Assigned task ->
Output the records below verbatim, minus the pictures.

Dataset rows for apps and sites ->
* * *

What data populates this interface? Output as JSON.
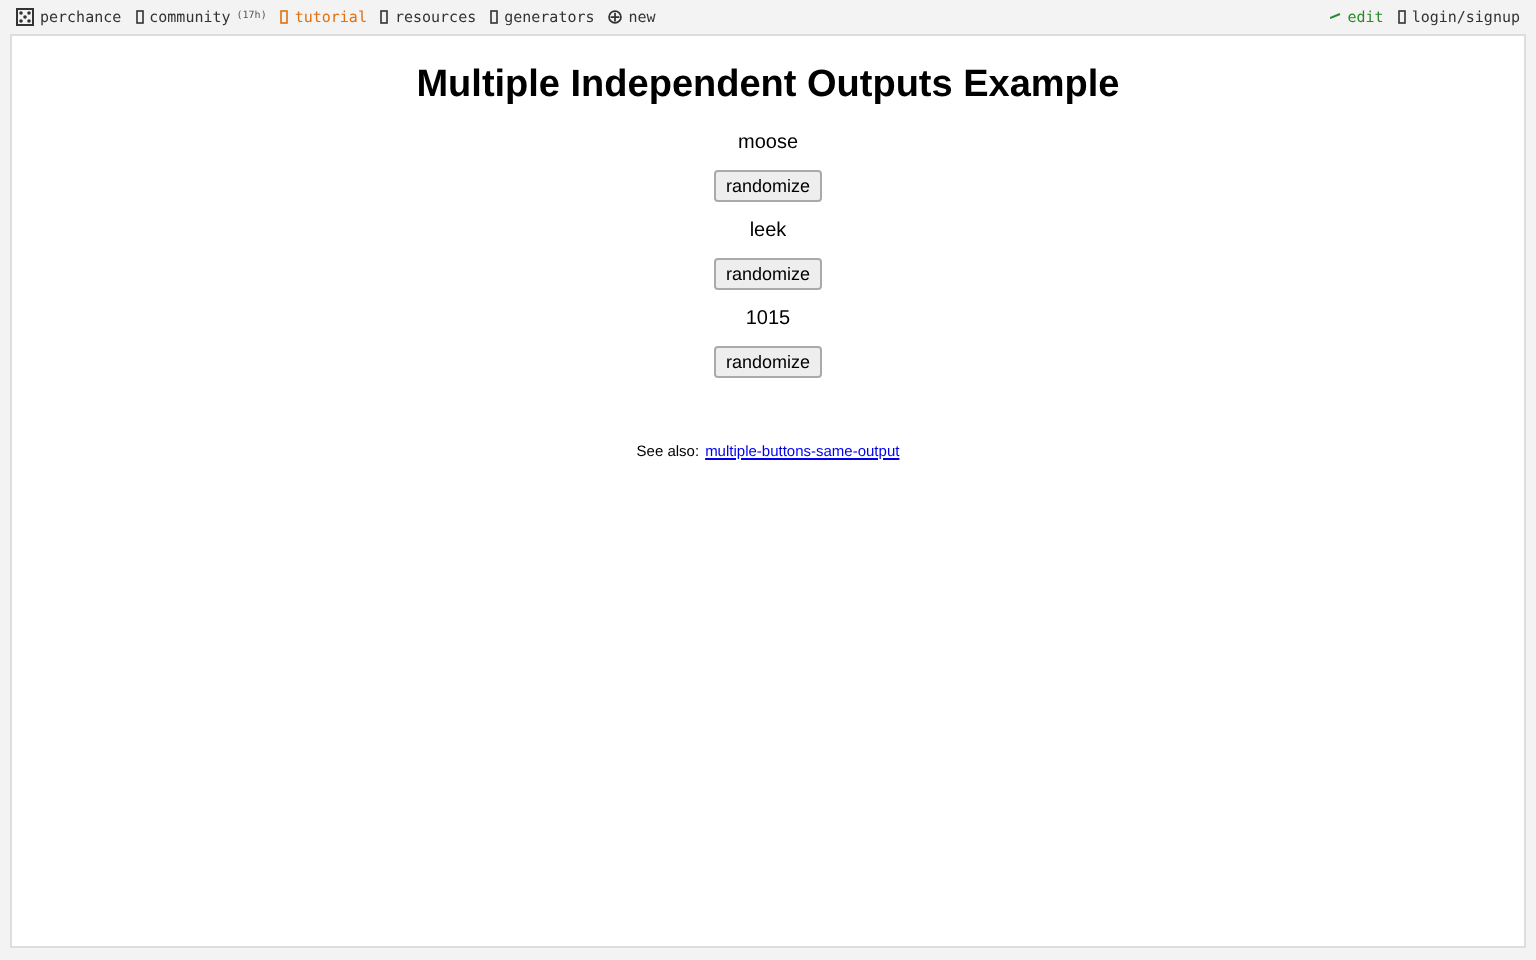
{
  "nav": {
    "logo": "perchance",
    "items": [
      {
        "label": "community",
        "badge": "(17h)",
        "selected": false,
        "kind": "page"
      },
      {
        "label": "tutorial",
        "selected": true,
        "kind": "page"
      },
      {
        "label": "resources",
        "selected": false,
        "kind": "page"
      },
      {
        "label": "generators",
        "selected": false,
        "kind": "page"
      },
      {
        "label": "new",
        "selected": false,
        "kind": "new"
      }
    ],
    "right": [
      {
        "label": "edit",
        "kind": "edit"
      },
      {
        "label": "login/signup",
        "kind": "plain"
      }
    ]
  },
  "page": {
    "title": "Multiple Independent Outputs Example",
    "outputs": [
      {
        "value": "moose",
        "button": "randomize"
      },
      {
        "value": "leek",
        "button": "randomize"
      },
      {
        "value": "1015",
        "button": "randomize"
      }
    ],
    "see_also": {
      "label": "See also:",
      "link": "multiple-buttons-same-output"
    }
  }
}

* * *

Answer for the task ->
What data populates this interface? Output as JSON.
{
  "nav": {
    "logo": "perchance",
    "items": [
      {
        "label": "community",
        "badge": "(17h)",
        "selected": false,
        "kind": "page"
      },
      {
        "label": "tutorial",
        "selected": true,
        "kind": "page"
      },
      {
        "label": "resources",
        "selected": false,
        "kind": "page"
      },
      {
        "label": "generators",
        "selected": false,
        "kind": "page"
      },
      {
        "label": "new",
        "selected": false,
        "kind": "new"
      }
    ],
    "right": [
      {
        "label": "edit",
        "kind": "edit"
      },
      {
        "label": "login/signup",
        "kind": "plain"
      }
    ]
  },
  "page": {
    "title": "Multiple Independent Outputs Example",
    "outputs": [
      {
        "value": "moose",
        "button": "randomize"
      },
      {
        "value": "leek",
        "button": "randomize"
      },
      {
        "value": "1015",
        "button": "randomize"
      }
    ],
    "see_also": {
      "label": "See also:",
      "link": "multiple-buttons-same-output"
    }
  }
}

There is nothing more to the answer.